Scan the entries below for the word "path". Copy each line that has it.

Saved data entries

# # #

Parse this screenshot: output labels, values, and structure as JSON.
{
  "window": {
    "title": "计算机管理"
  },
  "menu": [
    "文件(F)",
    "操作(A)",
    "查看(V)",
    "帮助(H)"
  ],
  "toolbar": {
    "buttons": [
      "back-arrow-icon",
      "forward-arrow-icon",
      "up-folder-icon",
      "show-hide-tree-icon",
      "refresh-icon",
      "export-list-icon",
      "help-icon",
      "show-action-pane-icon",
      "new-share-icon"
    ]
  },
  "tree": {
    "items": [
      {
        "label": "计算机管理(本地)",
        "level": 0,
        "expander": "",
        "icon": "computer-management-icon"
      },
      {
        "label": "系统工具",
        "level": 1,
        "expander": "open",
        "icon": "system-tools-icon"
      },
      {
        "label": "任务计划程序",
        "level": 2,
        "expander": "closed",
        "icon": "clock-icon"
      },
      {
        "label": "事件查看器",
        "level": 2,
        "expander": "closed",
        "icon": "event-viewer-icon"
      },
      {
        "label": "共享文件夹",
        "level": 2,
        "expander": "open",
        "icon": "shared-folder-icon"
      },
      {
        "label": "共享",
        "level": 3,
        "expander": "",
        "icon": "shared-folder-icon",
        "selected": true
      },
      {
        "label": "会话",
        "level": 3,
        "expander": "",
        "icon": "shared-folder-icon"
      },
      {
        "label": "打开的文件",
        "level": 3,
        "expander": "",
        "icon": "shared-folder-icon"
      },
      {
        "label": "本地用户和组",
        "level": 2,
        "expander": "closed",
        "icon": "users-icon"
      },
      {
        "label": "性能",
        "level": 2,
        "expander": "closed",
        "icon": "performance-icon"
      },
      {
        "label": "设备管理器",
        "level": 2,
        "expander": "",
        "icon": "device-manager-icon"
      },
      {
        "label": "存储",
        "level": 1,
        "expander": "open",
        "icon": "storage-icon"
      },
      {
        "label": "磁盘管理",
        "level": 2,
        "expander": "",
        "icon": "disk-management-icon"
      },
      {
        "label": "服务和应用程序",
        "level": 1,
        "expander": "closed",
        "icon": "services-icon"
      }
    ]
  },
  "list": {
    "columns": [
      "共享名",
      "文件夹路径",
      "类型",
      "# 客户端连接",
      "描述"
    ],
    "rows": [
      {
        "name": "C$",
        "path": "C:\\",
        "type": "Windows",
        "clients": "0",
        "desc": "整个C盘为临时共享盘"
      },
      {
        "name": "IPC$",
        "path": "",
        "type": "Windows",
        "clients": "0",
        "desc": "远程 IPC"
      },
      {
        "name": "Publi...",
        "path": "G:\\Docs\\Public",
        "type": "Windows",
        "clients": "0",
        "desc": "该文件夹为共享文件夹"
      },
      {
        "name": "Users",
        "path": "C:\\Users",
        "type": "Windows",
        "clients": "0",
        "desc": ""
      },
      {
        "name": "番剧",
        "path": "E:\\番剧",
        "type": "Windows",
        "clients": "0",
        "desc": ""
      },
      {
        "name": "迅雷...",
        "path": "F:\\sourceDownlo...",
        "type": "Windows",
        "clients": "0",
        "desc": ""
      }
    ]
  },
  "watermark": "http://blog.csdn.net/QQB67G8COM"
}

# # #

→ **Expected answer**
        "path": "C:\\",
        "path": "",
        "path": "G:\\Docs\\Public",
        "path": "C:\\Users",
        "path": "E:\\番剧",
        "path": "F:\\sourceDownlo...",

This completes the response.